The bike’s altered proportions, which don’t appear to add too much, really are noticeable and even though it has a seat height of 32.3 inches (which can also be adjusted slightly lower), the contoured front section makes it more comfortable than others in its class, yet still slim enough to get a foot down at a stoplight.
Handlebar width is just about right, not adventure-bike wide, but still giving plenty of leverage and added to the Monster’s center of gravity make the bike feel agile enough to trickle through traffic without resorting to any trial rider type acrobatics.
It’s no wonder that Grace Kelly fell in love with the place, Monaco is incredibly picturesque and out in the countryside, the twisting roads were specially chosen to present the rider with hairpin after hairpin, much like the mountain road to the Spanish village of Ronda in the Costa del Sol.
Whilst both of these roads in favorable conditions are a rider’s dream, on greasy rain-washed roads, a continuous sway of hairpins is the best way to show-up a bike’s shortcomings. In this case, the 1200S took some real effort to line up on corners and keep a tight line through the bend. But whether this was more to do with an unfamiliar bike in testing conditions, or getting used to the bikes computer input, is hard to say.
With more miles under its wheels, or should that be kilometers, it becomes increasingly apparent that the Ducati’s traction control and cornering ABS combined with the great Ohlins USD fork and rear shock combo, are far more suited to the conditions than I was. And yet again, it takes a little time to stop fighting it and become attuned to the bikes’ strengths. And as every rider knows, it’s always at that point that you can increase the pace without much effort.
As the road test continued up into the mountains, the bike’s electronic wizardry played a more important part as the conditions got trickier. Stretches of dry road instantly giving way to wet shaded areas. Here, ‘Touring mode’ was the safest bet, giving the best combination of throttle response, ABS, wheelie, and most importantly, traction control. And of course, when conditions ease off a little, just like in up-market cars, switching to sport mode gives you back a more spirited ride.
And talking of switching modes, the electronics suite comes straight from the 1299 Panigale and can be done whilst on the move, with adjustments coming from a dab of the thumb on the left handlebar switch. What’s more, each of the three riding modes can be customized still further, giving an infinite variety to the ride.

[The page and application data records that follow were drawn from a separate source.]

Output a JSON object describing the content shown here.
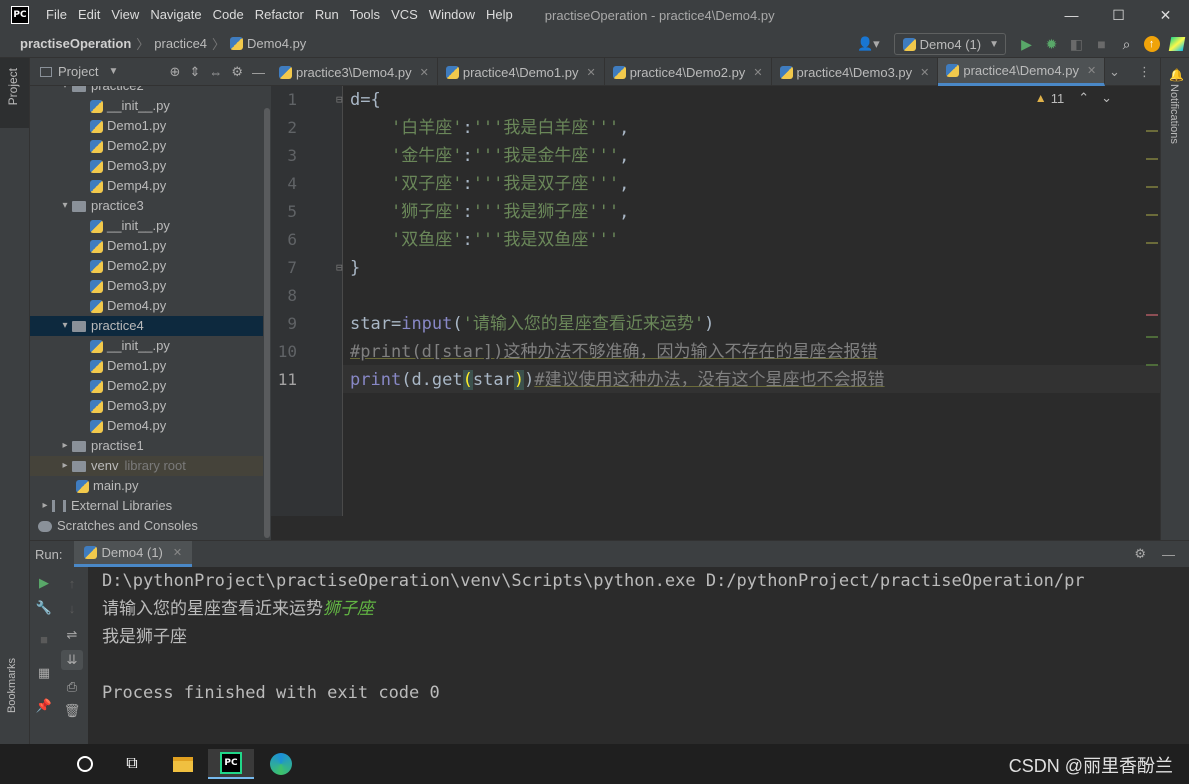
{
  "menu": {
    "logo": "PC",
    "items": [
      "File",
      "Edit",
      "View",
      "Navigate",
      "Code",
      "Refactor",
      "Run",
      "Tools",
      "VCS",
      "Window",
      "Help"
    ],
    "window_title": "practiseOperation - practice4\\Demo4.py"
  },
  "window_controls": {
    "minimize": "—",
    "maximize": "☐",
    "close": "✕"
  },
  "breadcrumb": {
    "project": "practiseOperation",
    "folder": "practice4",
    "file": "Demo4.py"
  },
  "run_config": {
    "label": "Demo4 (1)"
  },
  "project_panel": {
    "title": "Project",
    "tree": [
      {
        "label": "practice2",
        "type": "folder",
        "indent": 1,
        "arrow": "▾"
      },
      {
        "label": "__init__.py",
        "type": "py",
        "indent": 3
      },
      {
        "label": "Demo1.py",
        "type": "py",
        "indent": 3
      },
      {
        "label": "Demo2.py",
        "type": "py",
        "indent": 3
      },
      {
        "label": "Demo3.py",
        "type": "py",
        "indent": 3
      },
      {
        "label": "Demp4.py",
        "type": "py",
        "indent": 3
      },
      {
        "label": "practice3",
        "type": "folder",
        "indent": 1,
        "arrow": "▾"
      },
      {
        "label": "__init__.py",
        "type": "py",
        "indent": 3
      },
      {
        "label": "Demo1.py",
        "type": "py",
        "indent": 3
      },
      {
        "label": "Demo2.py",
        "type": "py",
        "indent": 3
      },
      {
        "label": "Demo3.py",
        "type": "py",
        "indent": 3
      },
      {
        "label": "Demo4.py",
        "type": "py",
        "indent": 3
      },
      {
        "label": "practice4",
        "type": "folder",
        "indent": 1,
        "arrow": "▾",
        "selected": true
      },
      {
        "label": "__init__.py",
        "type": "py",
        "indent": 3
      },
      {
        "label": "Demo1.py",
        "type": "py",
        "indent": 3
      },
      {
        "label": "Demo2.py",
        "type": "py",
        "indent": 3
      },
      {
        "label": "Demo3.py",
        "type": "py",
        "indent": 3
      },
      {
        "label": "Demo4.py",
        "type": "py",
        "indent": 3
      },
      {
        "label": "practise1",
        "type": "folder",
        "indent": 1,
        "arrow": "▸"
      },
      {
        "label": "venv",
        "type": "folder",
        "indent": 1,
        "arrow": "▸",
        "note": "library root",
        "venv": true
      },
      {
        "label": "main.py",
        "type": "py",
        "indent": 2
      },
      {
        "label": "External Libraries",
        "type": "lib",
        "indent": 0,
        "arrow": "▸"
      },
      {
        "label": "Scratches and Consoles",
        "type": "scratch",
        "indent": 0
      }
    ]
  },
  "tabs": [
    {
      "label": "practice3\\Demo4.py"
    },
    {
      "label": "practice4\\Demo1.py"
    },
    {
      "label": "practice4\\Demo2.py"
    },
    {
      "label": "practice4\\Demo3.py"
    },
    {
      "label": "practice4\\Demo4.py",
      "active": true
    }
  ],
  "editor": {
    "warnings": "11",
    "line_numbers": [
      "1",
      "2",
      "3",
      "4",
      "5",
      "6",
      "7",
      "8",
      "9",
      "10",
      "11"
    ],
    "current_line": "11",
    "code": {
      "l1": "d={",
      "l2_key": "'白羊座'",
      "l2_val": "'''我是白羊座'''",
      "l3_key": "'金牛座'",
      "l3_val": "'''我是金牛座'''",
      "l4_key": "'双子座'",
      "l4_val": "'''我是双子座'''",
      "l5_key": "'狮子座'",
      "l5_val": "'''我是狮子座'''",
      "l6_key": "'双鱼座'",
      "l6_val": "'''我是双鱼座'''",
      "l7": "}",
      "l9_var": "star",
      "l9_fn": "input",
      "l9_str": "'请输入您的星座查看近来运势'",
      "l10": "#print(d[star])这种办法不够准确，因为输入不存在的星座会报错",
      "l11_fn": "print",
      "l11_call": "d.get",
      "l11_arg": "star",
      "l11_cmt": "#建议使用这种办法，没有这个星座也不会报错"
    }
  },
  "notifications_label": "Notifications",
  "left_strip": {
    "project": "Project",
    "bookmarks": "Bookmarks"
  },
  "run_panel": {
    "label": "Run:",
    "tab": "Demo4 (1)",
    "console": {
      "cmd": "D:\\pythonProject\\practiseOperation\\venv\\Scripts\\python.exe D:/pythonProject/practiseOperation/pr",
      "prompt": "请输入您的星座查看近来运势",
      "input": "狮子座",
      "output": "我是狮子座",
      "exit": "Process finished with exit code 0"
    }
  },
  "watermark": "CSDN @丽里香酚兰"
}
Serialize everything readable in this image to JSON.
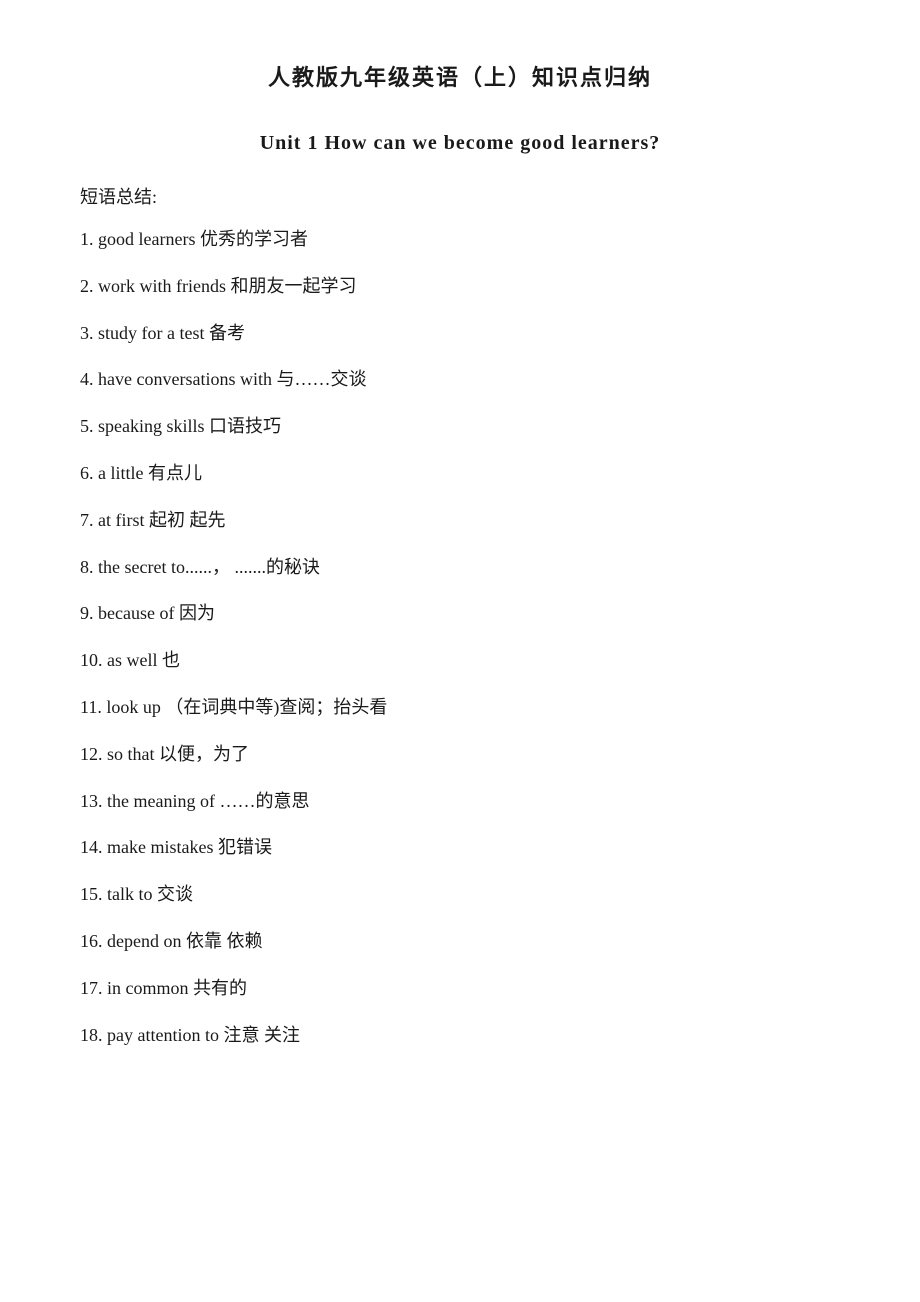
{
  "page": {
    "title": "人教版九年级英语（上）知识点归纳",
    "unit_heading": "Unit 1    How can we become good learners?",
    "section_label": "短语总结:",
    "phrases": [
      {
        "number": "1.",
        "en": "good learners",
        "zh": "优秀的学习者"
      },
      {
        "number": "2.",
        "en": "work with friends",
        "zh": "和朋友一起学习"
      },
      {
        "number": "3.",
        "en": "study for a test",
        "zh": "备考"
      },
      {
        "number": "4.",
        "en": "have conversations with",
        "zh": "与……交谈"
      },
      {
        "number": "5.",
        "en": "speaking skills",
        "zh": "口语技巧"
      },
      {
        "number": "6.",
        "en": "a little",
        "zh": "有点儿"
      },
      {
        "number": "7.",
        "en": "at first",
        "zh": "起初   起先"
      },
      {
        "number": "8.",
        "en": "the   secret to......，",
        "zh": ".......的秘诀"
      },
      {
        "number": "9.",
        "en": "because of",
        "zh": "因为"
      },
      {
        "number": "10.",
        "en": "as well",
        "zh": "也"
      },
      {
        "number": "11.",
        "en": "look up",
        "zh": "（在词典中等)查阅；抬头看"
      },
      {
        "number": "12.",
        "en": "so that",
        "zh": "以便，为了"
      },
      {
        "number": "13.",
        "en": "the meaning   of",
        "zh": "……的意思"
      },
      {
        "number": "14.",
        "en": "make mistakes",
        "zh": "犯错误"
      },
      {
        "number": "15.",
        "en": "talk to",
        "zh": "交谈"
      },
      {
        "number": "16.",
        "en": "depend on",
        "zh": "依靠   依赖"
      },
      {
        "number": "17.",
        "en": "in common",
        "zh": "共有的"
      },
      {
        "number": "18.",
        "en": "pay attention   to",
        "zh": "注意 关注"
      }
    ]
  }
}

The first mode, ‘Urban’, limits the engine to 100 horsepower, with ‘Touring’ next up and ‘Sport’ unleashing all the horses.

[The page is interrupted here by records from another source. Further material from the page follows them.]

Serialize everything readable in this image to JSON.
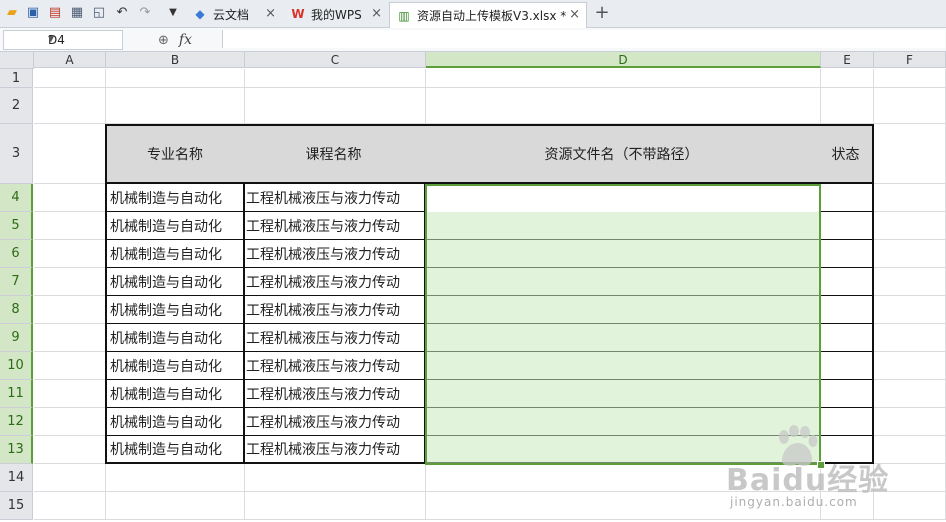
{
  "toolbar": {
    "icons": [
      "open-folder-icon",
      "save-icon",
      "export-pdf-icon",
      "print-icon",
      "print-preview-icon",
      "undo-icon",
      "redo-icon",
      "more-dropdown-icon"
    ]
  },
  "tabs": [
    {
      "label": "云文档",
      "icon": "cloud-icon",
      "active": false
    },
    {
      "label": "我的WPS",
      "icon": "wps-logo-icon",
      "active": false
    },
    {
      "label": "资源自动上传模板V3.xlsx *",
      "icon": "spreadsheet-icon",
      "active": true
    }
  ],
  "new_tab_symbol": "+",
  "close_symbol": "×",
  "formula_bar": {
    "cell_ref": "D4",
    "fx_label": "fx",
    "value": ""
  },
  "columns": [
    "A",
    "B",
    "C",
    "D",
    "E",
    "F"
  ],
  "rows": [
    "1",
    "2",
    "3",
    "4",
    "5",
    "6",
    "7",
    "8",
    "9",
    "10",
    "11",
    "12",
    "13",
    "14",
    "15"
  ],
  "table": {
    "headers": [
      "专业名称",
      "课程名称",
      "资源文件名（不带路径）",
      "状态"
    ],
    "rows": [
      [
        "机械制造与自动化",
        "工程机械液压与液力传动",
        "",
        ""
      ],
      [
        "机械制造与自动化",
        "工程机械液压与液力传动",
        "",
        ""
      ],
      [
        "机械制造与自动化",
        "工程机械液压与液力传动",
        "",
        ""
      ],
      [
        "机械制造与自动化",
        "工程机械液压与液力传动",
        "",
        ""
      ],
      [
        "机械制造与自动化",
        "工程机械液压与液力传动",
        "",
        ""
      ],
      [
        "机械制造与自动化",
        "工程机械液压与液力传动",
        "",
        ""
      ],
      [
        "机械制造与自动化",
        "工程机械液压与液力传动",
        "",
        ""
      ],
      [
        "机械制造与自动化",
        "工程机械液压与液力传动",
        "",
        ""
      ],
      [
        "机械制造与自动化",
        "工程机械液压与液力传动",
        "",
        ""
      ],
      [
        "机械制造与自动化",
        "工程机械液压与液力传动",
        "",
        ""
      ]
    ]
  },
  "selection": {
    "active_cell": "D4",
    "range": "D4:D13",
    "accent": "#5b9e3a"
  },
  "watermark": {
    "brand": "Baidu经验",
    "url": "jingyan.baidu.com"
  }
}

The TFT screen is lit even in bright daylight conditions and although may appear slightly daunting to the uninitiated, becomes intuitive as the miles are clocked up. But speaking, the cornering ABS is assisted by an IMU or Inertial Measurement Unit, the traction and wheelie control has eight different stages of adjustment and there are three selectable levels of ABS.

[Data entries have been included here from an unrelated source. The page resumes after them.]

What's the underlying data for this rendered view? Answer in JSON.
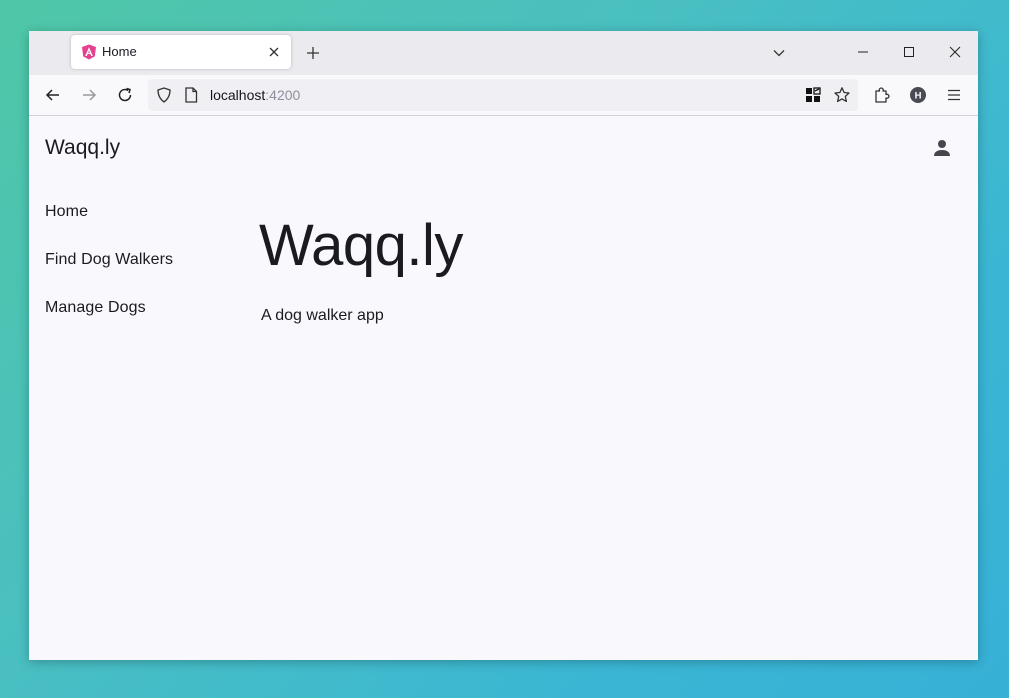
{
  "browser": {
    "tab": {
      "title": "Home"
    },
    "url": {
      "host": "localhost",
      "port": ":4200"
    },
    "icons": {
      "favicon": "angular-icon",
      "tab_close": "close-icon",
      "new_tab": "plus-icon",
      "tab_list": "chevron-down-icon",
      "minimize": "minimize-icon",
      "maximize": "maximize-icon",
      "close_window": "close-icon",
      "back": "arrow-left-icon",
      "forward": "arrow-right-icon",
      "reload": "reload-icon",
      "tracking": "shield-icon",
      "page": "page-icon",
      "qr": "qr-code-icon",
      "bookmark": "star-icon",
      "extensions": "puzzle-icon",
      "profile": "profile-icon",
      "menu": "hamburger-icon"
    },
    "profile_initial": "H"
  },
  "app": {
    "toolbar": {
      "title": "Waqq.ly",
      "account_icon": "person-icon"
    },
    "sidebar": {
      "items": [
        {
          "label": "Home"
        },
        {
          "label": "Find Dog Walkers"
        },
        {
          "label": "Manage Dogs"
        }
      ]
    },
    "main": {
      "title": "Waqq.ly",
      "subtitle": "A dog walker app"
    }
  },
  "colors": {
    "page_background": "#f9f8fd",
    "text": "#1a1b20",
    "favicon_pink": "#e3438e"
  }
}
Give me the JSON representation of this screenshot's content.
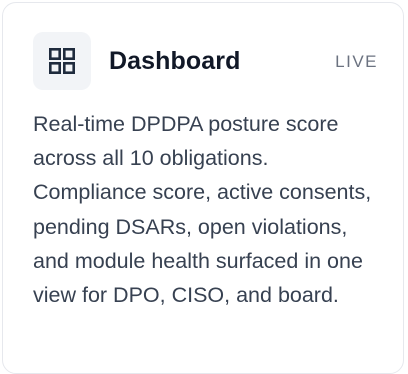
{
  "card": {
    "icon": "dashboard-grid-icon",
    "title": "Dashboard",
    "badge": "LIVE",
    "description": "Real-time DPDPA posture score across all 10 obligations. Compliance score, active consents, pending DSARs, open violations, and module health surfaced in one view for DPO, CISO, and board."
  },
  "colors": {
    "title": "#111827",
    "text": "#374151",
    "badge": "#6b7280",
    "icon": "#1f2b3d",
    "icon_bg": "#f2f4f7",
    "border": "#e6e8ed"
  }
}
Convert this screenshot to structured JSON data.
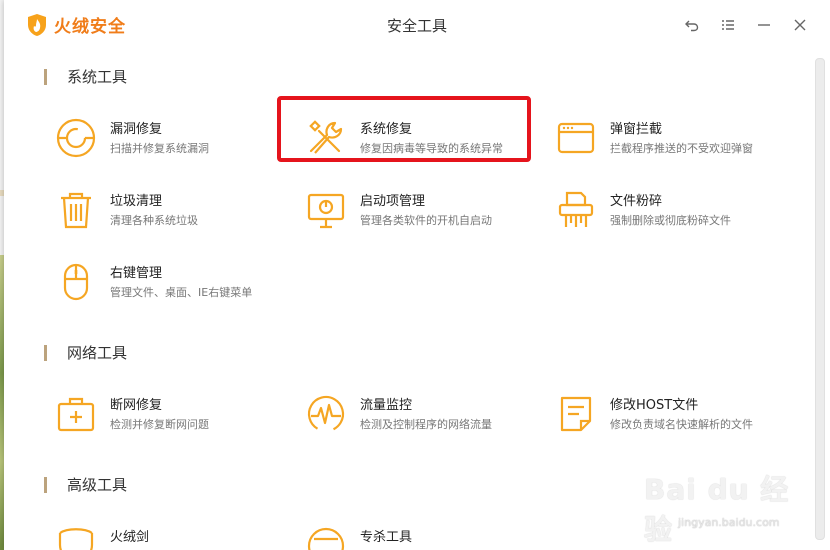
{
  "app": {
    "brand": "火绒安全",
    "window_title": "安全工具"
  },
  "window_controls": [
    {
      "name": "back-icon"
    },
    {
      "name": "menu-icon"
    },
    {
      "name": "minimize-icon"
    },
    {
      "name": "close-icon"
    }
  ],
  "sections": {
    "system": {
      "title": "系统工具",
      "items": [
        {
          "name": "漏洞修复",
          "desc": "扫描并修复系统漏洞",
          "icon": "vulnerability-repair-icon"
        },
        {
          "name": "系统修复",
          "desc": "修复因病毒等导致的系统异常",
          "icon": "wrench-screwdriver-icon"
        },
        {
          "name": "弹窗拦截",
          "desc": "拦截程序推送的不受欢迎弹窗",
          "icon": "popup-window-icon"
        },
        {
          "name": "垃圾清理",
          "desc": "清理各种系统垃圾",
          "icon": "trash-icon"
        },
        {
          "name": "启动项管理",
          "desc": "管理各类软件的开机自启动",
          "icon": "monitor-startup-icon"
        },
        {
          "name": "文件粉碎",
          "desc": "强制删除或彻底粉碎文件",
          "icon": "file-shredder-icon"
        },
        {
          "name": "右键管理",
          "desc": "管理文件、桌面、IE右键菜单",
          "icon": "mouse-icon"
        }
      ]
    },
    "network": {
      "title": "网络工具",
      "items": [
        {
          "name": "断网修复",
          "desc": "检测并修复断网问题",
          "icon": "medical-kit-icon"
        },
        {
          "name": "流量监控",
          "desc": "检测及控制程序的网络流量",
          "icon": "traffic-gauge-icon"
        },
        {
          "name": "修改HOST文件",
          "desc": "修改负责域名快速解析的文件",
          "icon": "document-edit-icon"
        }
      ]
    },
    "advanced": {
      "title": "高级工具",
      "items": [
        {
          "name": "火绒剑",
          "icon": "sword-shield-icon"
        },
        {
          "name": "专杀工具",
          "icon": "kill-tool-icon"
        }
      ]
    }
  },
  "watermark": {
    "main": "Bai du 经验",
    "sub": "jingyan.baidu.com"
  },
  "colors": {
    "accent": "#f5a623",
    "brand": "#f07d1a",
    "highlight": "#e5141c"
  }
}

The Monster 1200S also comes with a quick-shifter as standard, which gives you the option of using the clutch around town for instance but once accelerating hard on the open roads, allows for slick clutchless gear changes by electronically blipping the throttle.
So, with issues arising from the previous model such as engine power and footrest problems addressed and advances in the on-board electronics, can the 2017 Ducati 1200S hold its own against the opposition?
As with everything, although the price is always a consideration, it all comes down to personal taste. For me, I prefer the look of its predecessor. But all I have is one final question, the cost of the bike in vibrant Ducati red is $16,995, so why on earth would anyone pay $200 more for a paint job (the optional gray) that looks drearier than a wet Saturday in Seattle?